As mentioned previously, the stiffness matrix may be derived using a directional derivative or a pseudo-time derivative. Here, we take the latter approach. We examine the nodal subvector of the element internal force vector

(67)

where, as mentioned previously, and. For preliminaries, note that

(68)

(69)

(70)

(71)

. (72)

For convenience, for the remainder of the derivation, we will move the nodal subscript of the and tensors to superscripts, e.g.. Next,

(73)

(74)

. (75)

The time derivative of the nodal subvector of the element internal force vector, then, can be written

. (76)

Examining the quantity inside the integral

. (77)

We examine the second term first. Recall that is a function of rather than. Hence,

(78)

rather than. Continuing

(79)

(80)

(81)

(82)

. (83)

Taking the second and third quantities one at a time

(84)

(85)

(86)

. (87)

The third quantity becomes

(88)

(89)

(90)

. (91)

Next we evaluate

(92)

(93)

(94)

. (95)

Adding up all these quantities, we find that

(96)

and hence the nodal submatrices of the element stiffness matrix may be written

. (97)

The first term is the common “material stiffness” with the modified matrix, and the second term the standard geometric stiffness. The remaining terms arise from the modifications to the derivatives introduced by modifying the matrix.

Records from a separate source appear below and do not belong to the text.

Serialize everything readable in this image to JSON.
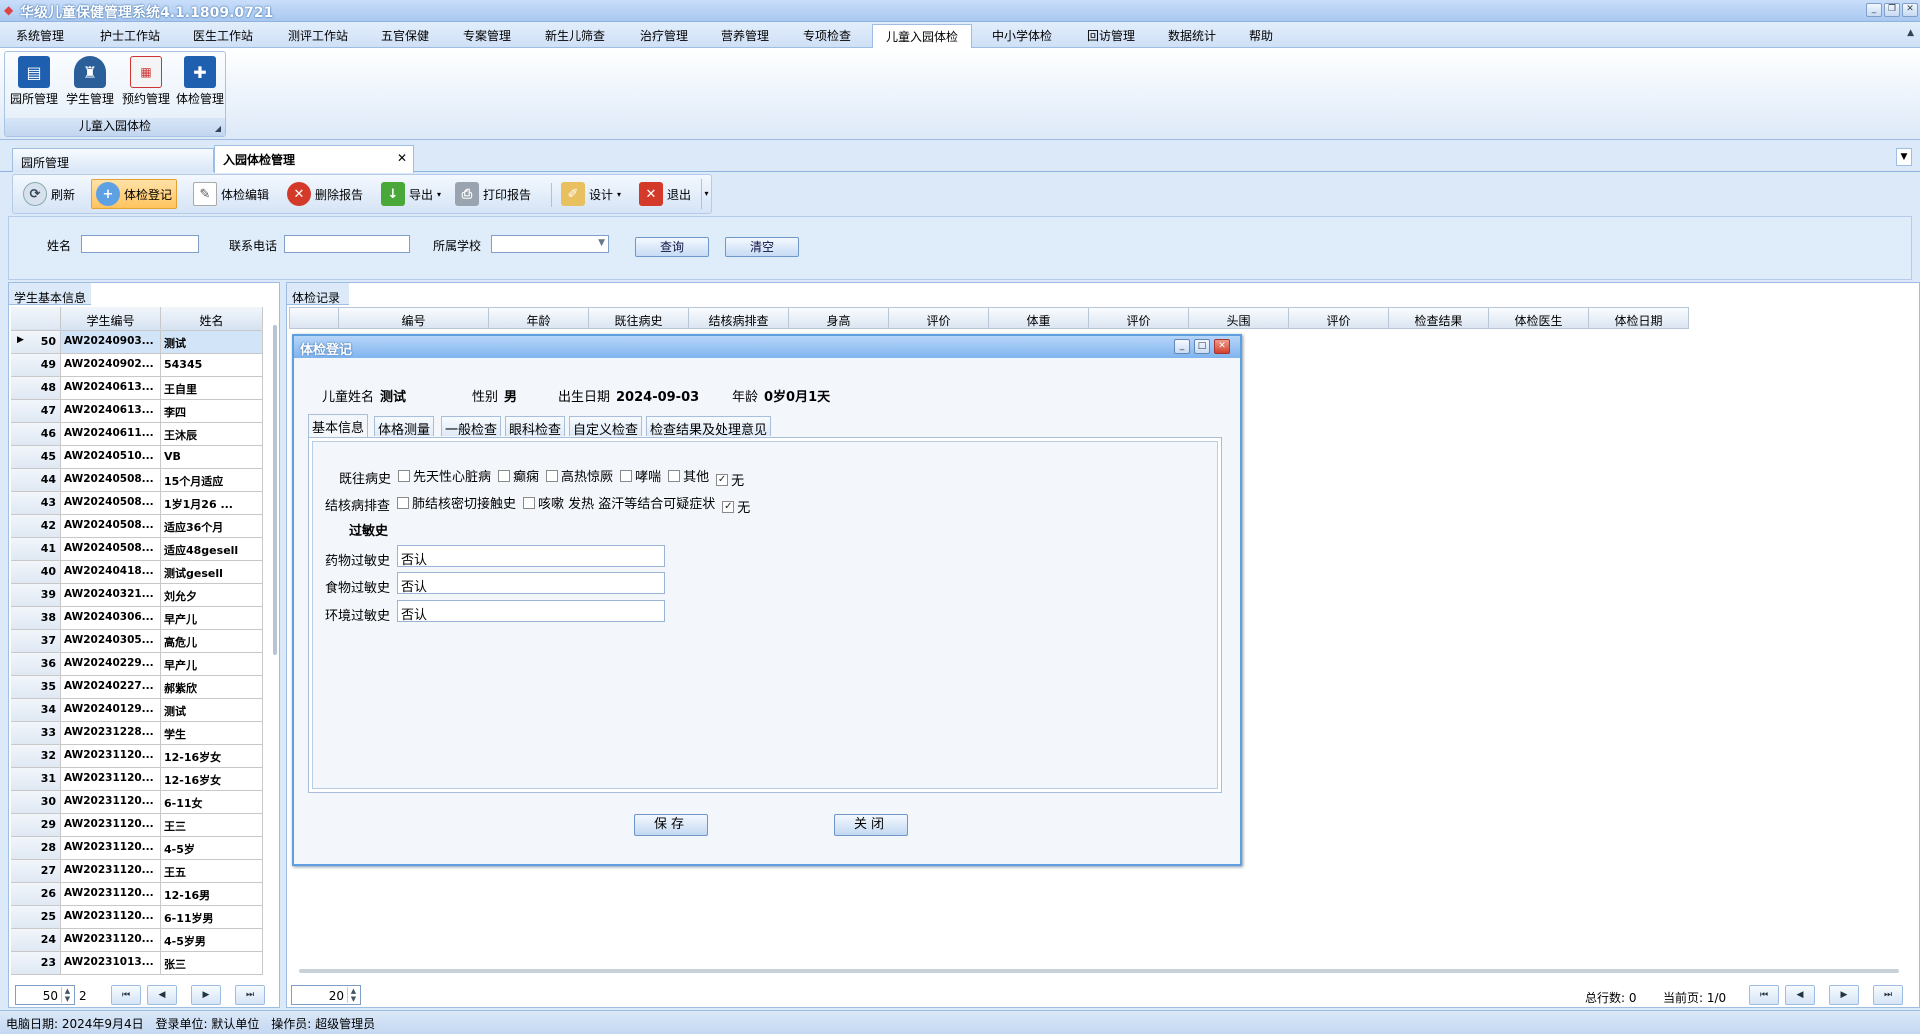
{
  "app": {
    "title": "华级儿童保健管理系统4.1.1809.0721"
  },
  "menu": {
    "items": [
      "系统管理",
      "护士工作站",
      "医生工作站",
      "测评工作站",
      "五官保健",
      "专案管理",
      "新生儿筛查",
      "治疗管理",
      "营养管理",
      "专项检查",
      "儿童入园体检",
      "中小学体检",
      "回访管理",
      "数据统计",
      "帮助"
    ],
    "active": "儿童入园体检"
  },
  "ribbon": {
    "buttons": [
      "园所管理",
      "学生管理",
      "预约管理",
      "体检管理"
    ],
    "group_label": "儿童入园体检"
  },
  "doc_tabs": {
    "tabs": [
      "园所管理",
      "入园体检管理"
    ],
    "active": "入园体检管理"
  },
  "toolbar": {
    "refresh": "刷新",
    "register": "体检登记",
    "edit": "体检编辑",
    "delete": "删除报告",
    "export": "导出",
    "print": "打印报告",
    "design": "设计",
    "exit": "退出"
  },
  "search": {
    "name_label": "姓名",
    "name_value": "",
    "phone_label": "联系电话",
    "phone_value": "",
    "school_label": "所属学校",
    "school_value": "",
    "query_button": "查询",
    "clear_button": "清空"
  },
  "left_panel": {
    "title": "学生基本信息",
    "columns": [
      "学生编号",
      "姓名"
    ],
    "rows": [
      {
        "no": "50",
        "id": "AW20240903...",
        "name": "测试"
      },
      {
        "no": "49",
        "id": "AW20240902...",
        "name": "54345"
      },
      {
        "no": "48",
        "id": "AW20240613...",
        "name": "王自里"
      },
      {
        "no": "47",
        "id": "AW20240613...",
        "name": "李四"
      },
      {
        "no": "46",
        "id": "AW20240611...",
        "name": "王沐辰"
      },
      {
        "no": "45",
        "id": "AW20240510...",
        "name": "VB"
      },
      {
        "no": "44",
        "id": "AW20240508...",
        "name": "15个月适应"
      },
      {
        "no": "43",
        "id": "AW20240508...",
        "name": "1岁1月26 ..."
      },
      {
        "no": "42",
        "id": "AW20240508...",
        "name": "适应36个月"
      },
      {
        "no": "41",
        "id": "AW20240508...",
        "name": "适应48gesell"
      },
      {
        "no": "40",
        "id": "AW20240418...",
        "name": "测试gesell"
      },
      {
        "no": "39",
        "id": "AW20240321...",
        "name": "刘允夕"
      },
      {
        "no": "38",
        "id": "AW20240306...",
        "name": "早产儿"
      },
      {
        "no": "37",
        "id": "AW20240305...",
        "name": "高危儿"
      },
      {
        "no": "36",
        "id": "AW20240229...",
        "name": "早产儿"
      },
      {
        "no": "35",
        "id": "AW20240227...",
        "name": "郝紫欣"
      },
      {
        "no": "34",
        "id": "AW20240129...",
        "name": "测试"
      },
      {
        "no": "33",
        "id": "AW20231228...",
        "name": "学生"
      },
      {
        "no": "32",
        "id": "AW20231120...",
        "name": "12-16岁女"
      },
      {
        "no": "31",
        "id": "AW20231120...",
        "name": "12-16岁女"
      },
      {
        "no": "30",
        "id": "AW20231120...",
        "name": "6-11女"
      },
      {
        "no": "29",
        "id": "AW20231120...",
        "name": "王三"
      },
      {
        "no": "28",
        "id": "AW20231120...",
        "name": "4-5岁"
      },
      {
        "no": "27",
        "id": "AW20231120...",
        "name": "王五"
      },
      {
        "no": "26",
        "id": "AW20231120...",
        "name": "12-16男"
      },
      {
        "no": "25",
        "id": "AW20231120...",
        "name": "6-11岁男"
      },
      {
        "no": "24",
        "id": "AW20231120...",
        "name": "4-5岁男"
      },
      {
        "no": "23",
        "id": "AW20231013...",
        "name": "张三"
      }
    ],
    "page_size": "50",
    "page_count": "2"
  },
  "right_panel": {
    "title": "体检记录",
    "columns": [
      "编号",
      "年龄",
      "既往病史",
      "结核病排查",
      "身高",
      "评价",
      "体重",
      "评价",
      "头围",
      "评价",
      "检查结果",
      "体检医生",
      "体检日期"
    ],
    "page_size": "20",
    "total_label": "总行数: 0",
    "current_page_label": "当前页: 1/0"
  },
  "dialog": {
    "title": "体检登记",
    "child_name_label": "儿童姓名",
    "child_name": "测试",
    "gender_label": "性别",
    "gender": "男",
    "birth_label": "出生日期",
    "birth": "2024-09-03",
    "age_label": "年龄",
    "age": "0岁0月1天",
    "tabs": [
      "基本信息",
      "体格测量",
      "一般检查",
      "眼科检查",
      "自定义检查",
      "检查结果及处理意见"
    ],
    "active_tab": "基本信息",
    "history_label": "既往病史",
    "history_options": [
      {
        "label": "先天性心脏病",
        "checked": false
      },
      {
        "label": "癫痫",
        "checked": false
      },
      {
        "label": "高热惊厥",
        "checked": false
      },
      {
        "label": "哮喘",
        "checked": false
      },
      {
        "label": "其他",
        "checked": false
      },
      {
        "label": "无",
        "checked": true
      }
    ],
    "tb_label": "结核病排查",
    "tb_options": [
      {
        "label": "肺结核密切接触史",
        "checked": false
      },
      {
        "label": "咳嗽 发热 盗汗等结合可疑症状",
        "checked": false
      },
      {
        "label": "无",
        "checked": true
      }
    ],
    "allergy_heading": "过敏史",
    "drug_allergy_label": "药物过敏史",
    "drug_allergy_value": "否认",
    "food_allergy_label": "食物过敏史",
    "food_allergy_value": "否认",
    "env_allergy_label": "环境过敏史",
    "env_allergy_value": "否认",
    "save_button": "保存",
    "close_button": "关闭"
  },
  "status_bar": {
    "date_label": "电脑日期:",
    "date": "2024年9月4日",
    "unit_label": "登录单位:",
    "unit": "默认单位",
    "operator_label": "操作员:",
    "operator": "超级管理员"
  },
  "colors": {
    "accent": "#5f9fe0",
    "ribbon_blue": "#1f5fb0",
    "active_button": "#ffc45e",
    "delete_red": "#d33a2a",
    "export_green": "#4aa83a"
  },
  "icons": {
    "app": "app-logo-icon",
    "ribbon": [
      "kindergarten-book-icon",
      "student-cap-icon",
      "calendar-icon",
      "medical-kit-icon"
    ],
    "toolbar": [
      "refresh-icon",
      "plus-circle-icon",
      "pencil-edit-icon",
      "delete-x-icon",
      "download-arrow-icon",
      "printer-icon",
      "design-pen-icon",
      "exit-icon"
    ]
  }
}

The final term, of course, depends on the form of. For the Jacobian averaged over the reference configuration

(98)

(99)

(100)

(101)

(102)

. (103)

Therefore,

. (104)

The process for the Jacobian averaged in the current configuration is the same, though the calculations are more tedious.

(105)

(106)

(107)

(108)

. (109)

Hence, the derivative we seek must be

. (110)

NOTES

^{*}Corresponding author.